__Problem statement__.
Each line below must be written out exactly as shown.

Record set: Begin

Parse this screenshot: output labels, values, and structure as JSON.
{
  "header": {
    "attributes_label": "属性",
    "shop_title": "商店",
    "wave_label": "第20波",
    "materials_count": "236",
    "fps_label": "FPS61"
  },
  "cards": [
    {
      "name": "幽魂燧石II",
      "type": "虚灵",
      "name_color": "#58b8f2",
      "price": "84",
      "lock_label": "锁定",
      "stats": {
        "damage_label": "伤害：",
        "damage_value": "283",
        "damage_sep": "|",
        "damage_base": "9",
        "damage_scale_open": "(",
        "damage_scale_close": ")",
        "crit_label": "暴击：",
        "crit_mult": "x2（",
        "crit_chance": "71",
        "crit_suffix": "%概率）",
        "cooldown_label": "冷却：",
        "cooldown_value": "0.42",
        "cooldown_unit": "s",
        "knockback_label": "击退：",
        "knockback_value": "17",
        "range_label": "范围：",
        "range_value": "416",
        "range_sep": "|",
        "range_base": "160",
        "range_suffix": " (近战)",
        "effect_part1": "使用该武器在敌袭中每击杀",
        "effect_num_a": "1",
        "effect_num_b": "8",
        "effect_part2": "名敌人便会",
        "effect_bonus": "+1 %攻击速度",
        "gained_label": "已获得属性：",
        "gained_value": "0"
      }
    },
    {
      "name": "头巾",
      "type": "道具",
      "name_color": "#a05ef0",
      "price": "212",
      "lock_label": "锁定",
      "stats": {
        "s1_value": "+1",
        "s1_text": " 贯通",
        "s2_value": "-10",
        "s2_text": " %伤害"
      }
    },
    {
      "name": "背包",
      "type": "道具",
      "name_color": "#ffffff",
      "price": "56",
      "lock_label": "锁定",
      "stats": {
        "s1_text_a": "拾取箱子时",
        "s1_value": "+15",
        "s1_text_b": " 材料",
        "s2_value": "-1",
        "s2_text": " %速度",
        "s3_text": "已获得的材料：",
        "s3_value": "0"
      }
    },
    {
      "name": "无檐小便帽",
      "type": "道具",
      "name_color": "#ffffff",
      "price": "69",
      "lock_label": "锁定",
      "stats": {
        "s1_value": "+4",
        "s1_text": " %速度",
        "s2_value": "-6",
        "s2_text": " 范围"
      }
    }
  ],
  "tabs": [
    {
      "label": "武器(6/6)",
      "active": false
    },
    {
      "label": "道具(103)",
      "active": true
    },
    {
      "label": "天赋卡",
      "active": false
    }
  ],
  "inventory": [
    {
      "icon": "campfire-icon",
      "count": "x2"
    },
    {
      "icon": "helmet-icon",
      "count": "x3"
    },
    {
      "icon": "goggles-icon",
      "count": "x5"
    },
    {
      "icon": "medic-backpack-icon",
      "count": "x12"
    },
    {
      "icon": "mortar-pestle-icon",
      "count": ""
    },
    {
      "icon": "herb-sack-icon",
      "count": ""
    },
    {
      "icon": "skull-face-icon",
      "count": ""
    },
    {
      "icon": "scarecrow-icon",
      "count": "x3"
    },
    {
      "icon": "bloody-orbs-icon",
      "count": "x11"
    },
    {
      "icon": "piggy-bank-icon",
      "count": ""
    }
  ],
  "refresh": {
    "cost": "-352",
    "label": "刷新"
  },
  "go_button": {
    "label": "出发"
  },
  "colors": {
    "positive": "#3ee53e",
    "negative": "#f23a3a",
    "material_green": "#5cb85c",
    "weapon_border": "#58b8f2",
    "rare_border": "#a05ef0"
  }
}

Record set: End

__Task result__.
Parse this screenshot: output labels, values, and structure as JSON.
{
  "header": {
    "attributes_label": "属性",
    "shop_title": "商店",
    "wave_label": "第20波",
    "materials_count": "236",
    "fps_label": "FPS61"
  },
  "cards": [
    {
      "name": "幽魂燧石II",
      "type": "虚灵",
      "name_color": "#58b8f2",
      "price": "84",
      "lock_label": "锁定",
      "stats": {
        "damage_label": "伤害：",
        "damage_value": "283",
        "damage_sep": "|",
        "damage_base": "9",
        "damage_scale_open": "(",
        "damage_scale_close": ")",
        "crit_label": "暴击：",
        "crit_mult": "x2（",
        "crit_chance": "71",
        "crit_suffix": "%概率）",
        "cooldown_label": "冷却：",
        "cooldown_value": "0.42",
        "cooldown_unit": "s",
        "knockback_label": "击退：",
        "knockback_value": "17",
        "range_label": "范围：",
        "range_value": "416",
        "range_sep": "|",
        "range_base": "160",
        "range_suffix": " (近战)",
        "effect_part1": "使用该武器在敌袭中每击杀",
        "effect_num_a": "1",
        "effect_num_b": "8",
        "effect_part2": "名敌人便会",
        "effect_bonus": "+1 %攻击速度",
        "gained_label": "已获得属性：",
        "gained_value": "0"
      }
    },
    {
      "name": "头巾",
      "type": "道具",
      "name_color": "#a05ef0",
      "price": "212",
      "lock_label": "锁定",
      "stats": {
        "s1_value": "+1",
        "s1_text": " 贯通",
        "s2_value": "-10",
        "s2_text": " %伤害"
      }
    },
    {
      "name": "背包",
      "type": "道具",
      "name_color": "#ffffff",
      "price": "56",
      "lock_label": "锁定",
      "stats": {
        "s1_text_a": "拾取箱子时",
        "s1_value": "+15",
        "s1_text_b": " 材料",
        "s2_value": "-1",
        "s2_text": " %速度",
        "s3_text": "已获得的材料：",
        "s3_value": "0"
      }
    },
    {
      "name": "无檐小便帽",
      "type": "道具",
      "name_color": "#ffffff",
      "price": "69",
      "lock_label": "锁定",
      "stats": {
        "s1_value": "+4",
        "s1_text": " %速度",
        "s2_value": "-6",
        "s2_text": " 范围"
      }
    }
  ],
  "tabs": [
    {
      "label": "武器(6/6)",
      "active": false
    },
    {
      "label": "道具(103)",
      "active": true
    },
    {
      "label": "天赋卡",
      "active": false
    }
  ],
  "inventory": [
    {
      "icon": "campfire-icon",
      "count": "x2"
    },
    {
      "icon": "helmet-icon",
      "count": "x3"
    },
    {
      "icon": "goggles-icon",
      "count": "x5"
    },
    {
      "icon": "medic-backpack-icon",
      "count": "x12"
    },
    {
      "icon": "mortar-pestle-icon",
      "count": ""
    },
    {
      "icon": "herb-sack-icon",
      "count": ""
    },
    {
      "icon": "skull-face-icon",
      "count": ""
    },
    {
      "icon": "scarecrow-icon",
      "count": "x3"
    },
    {
      "icon": "bloody-orbs-icon",
      "count": "x11"
    },
    {
      "icon": "piggy-bank-icon",
      "count": ""
    }
  ],
  "refresh": {
    "cost": "-352",
    "label": "刷新"
  },
  "go_button": {
    "label": "出发"
  },
  "colors": {
    "positive": "#3ee53e",
    "negative": "#f23a3a",
    "material_green": "#5cb85c",
    "weapon_border": "#58b8f2",
    "rare_border": "#a05ef0"
  }
}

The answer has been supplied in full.